* **Data**
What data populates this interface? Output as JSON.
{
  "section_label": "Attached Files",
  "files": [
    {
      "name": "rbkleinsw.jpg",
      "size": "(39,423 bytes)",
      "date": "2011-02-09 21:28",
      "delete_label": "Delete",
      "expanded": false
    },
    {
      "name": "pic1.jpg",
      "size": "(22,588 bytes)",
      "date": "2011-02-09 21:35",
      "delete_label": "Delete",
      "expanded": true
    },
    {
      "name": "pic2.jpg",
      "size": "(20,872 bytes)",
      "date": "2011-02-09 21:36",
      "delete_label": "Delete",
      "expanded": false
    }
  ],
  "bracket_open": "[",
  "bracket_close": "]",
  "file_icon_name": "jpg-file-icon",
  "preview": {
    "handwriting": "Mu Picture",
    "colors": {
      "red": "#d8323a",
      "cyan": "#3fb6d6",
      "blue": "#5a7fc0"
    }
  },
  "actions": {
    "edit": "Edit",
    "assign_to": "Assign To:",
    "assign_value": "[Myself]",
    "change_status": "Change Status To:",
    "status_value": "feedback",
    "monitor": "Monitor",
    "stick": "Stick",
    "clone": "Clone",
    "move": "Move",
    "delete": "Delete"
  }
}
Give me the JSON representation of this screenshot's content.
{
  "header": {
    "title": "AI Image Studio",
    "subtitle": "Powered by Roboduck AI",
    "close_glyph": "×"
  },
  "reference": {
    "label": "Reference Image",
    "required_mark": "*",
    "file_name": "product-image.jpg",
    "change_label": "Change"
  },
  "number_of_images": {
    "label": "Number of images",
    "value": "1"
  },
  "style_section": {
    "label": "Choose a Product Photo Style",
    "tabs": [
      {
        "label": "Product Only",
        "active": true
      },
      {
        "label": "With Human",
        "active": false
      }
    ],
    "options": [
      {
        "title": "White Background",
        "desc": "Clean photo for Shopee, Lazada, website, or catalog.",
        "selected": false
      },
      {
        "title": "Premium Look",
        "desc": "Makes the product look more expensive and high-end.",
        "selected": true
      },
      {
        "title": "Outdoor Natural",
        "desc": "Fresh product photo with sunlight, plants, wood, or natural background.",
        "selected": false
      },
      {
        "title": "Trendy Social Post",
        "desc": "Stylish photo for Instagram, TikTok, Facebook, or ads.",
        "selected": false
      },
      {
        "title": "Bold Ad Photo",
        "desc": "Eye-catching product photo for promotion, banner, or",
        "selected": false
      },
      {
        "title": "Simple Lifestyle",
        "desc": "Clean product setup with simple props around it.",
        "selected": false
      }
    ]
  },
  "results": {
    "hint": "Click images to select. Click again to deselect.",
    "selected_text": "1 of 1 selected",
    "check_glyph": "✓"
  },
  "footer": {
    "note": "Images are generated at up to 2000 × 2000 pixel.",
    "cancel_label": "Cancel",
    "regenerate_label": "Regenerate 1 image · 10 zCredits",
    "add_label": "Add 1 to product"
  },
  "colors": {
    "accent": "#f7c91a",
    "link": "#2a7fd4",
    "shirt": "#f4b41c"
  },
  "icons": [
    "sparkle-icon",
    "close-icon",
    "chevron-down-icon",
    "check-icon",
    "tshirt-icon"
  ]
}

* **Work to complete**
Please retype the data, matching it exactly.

* **Output of the task**
What data populates this interface? Output as JSON.
{
  "section_label": "Attached Files",
  "files": [
    {
      "name": "rbkleinsw.jpg",
      "size": "(39,423 bytes)",
      "date": "2011-02-09 21:28",
      "delete_label": "Delete",
      "expanded": false
    },
    {
      "name": "pic1.jpg",
      "size": "(22,588 bytes)",
      "date": "2011-02-09 21:35",
      "delete_label": "Delete",
      "expanded": true
    },
    {
      "name": "pic2.jpg",
      "size": "(20,872 bytes)",
      "date": "2011-02-09 21:36",
      "delete_label": "Delete",
      "expanded": false
    }
  ],
  "bracket_open": "[",
  "bracket_close": "]",
  "file_icon_name": "jpg-file-icon",
  "preview": {
    "handwriting": "Mu Picture",
    "colors": {
      "red": "#d8323a",
      "cyan": "#3fb6d6",
      "blue": "#5a7fc0"
    }
  },
  "actions": {
    "edit": "Edit",
    "assign_to": "Assign To:",
    "assign_value": "[Myself]",
    "change_status": "Change Status To:",
    "status_value": "feedback",
    "monitor": "Monitor",
    "stick": "Stick",
    "clone": "Clone",
    "move": "Move",
    "delete": "Delete"
  }
}
Give me the JSON representation of this screenshot's content.
{
  "header": {
    "title": "AI Image Studio",
    "subtitle": "Powered by Roboduck AI",
    "close_glyph": "×"
  },
  "reference": {
    "label": "Reference Image",
    "required_mark": "*",
    "file_name": "product-image.jpg",
    "change_label": "Change"
  },
  "number_of_images": {
    "label": "Number of images",
    "value": "1"
  },
  "style_section": {
    "label": "Choose a Product Photo Style",
    "tabs": [
      {
        "label": "Product Only",
        "active": true
      },
      {
        "label": "With Human",
        "active": false
      }
    ],
    "options": [
      {
        "title": "White Background",
        "desc": "Clean photo for Shopee, Lazada, website, or catalog.",
        "selected": false
      },
      {
        "title": "Premium Look",
        "desc": "Makes the product look more expensive and high-end.",
        "selected": true
      },
      {
        "title": "Outdoor Natural",
        "desc": "Fresh product photo with sunlight, plants, wood, or natural background.",
        "selected": false
      },
      {
        "title": "Trendy Social Post",
        "desc": "Stylish photo for Instagram, TikTok, Facebook, or ads.",
        "selected": false
      },
      {
        "title": "Bold Ad Photo",
        "desc": "Eye-catching product photo for promotion, banner, or",
        "selected": false
      },
      {
        "title": "Simple Lifestyle",
        "desc": "Clean product setup with simple props around it.",
        "selected": false
      }
    ]
  },
  "results": {
    "hint": "Click images to select. Click again to deselect.",
    "selected_text": "1 of 1 selected",
    "check_glyph": "✓"
  },
  "footer": {
    "note": "Images are generated at up to 2000 × 2000 pixel.",
    "cancel_label": "Cancel",
    "regenerate_label": "Regenerate 1 image · 10 zCredits",
    "add_label": "Add 1 to product"
  },
  "colors": {
    "accent": "#f7c91a",
    "link": "#2a7fd4",
    "shirt": "#f4b41c"
  },
  "icons": [
    "sparkle-icon",
    "close-icon",
    "chevron-down-icon",
    "check-icon",
    "tshirt-icon"
  ]
}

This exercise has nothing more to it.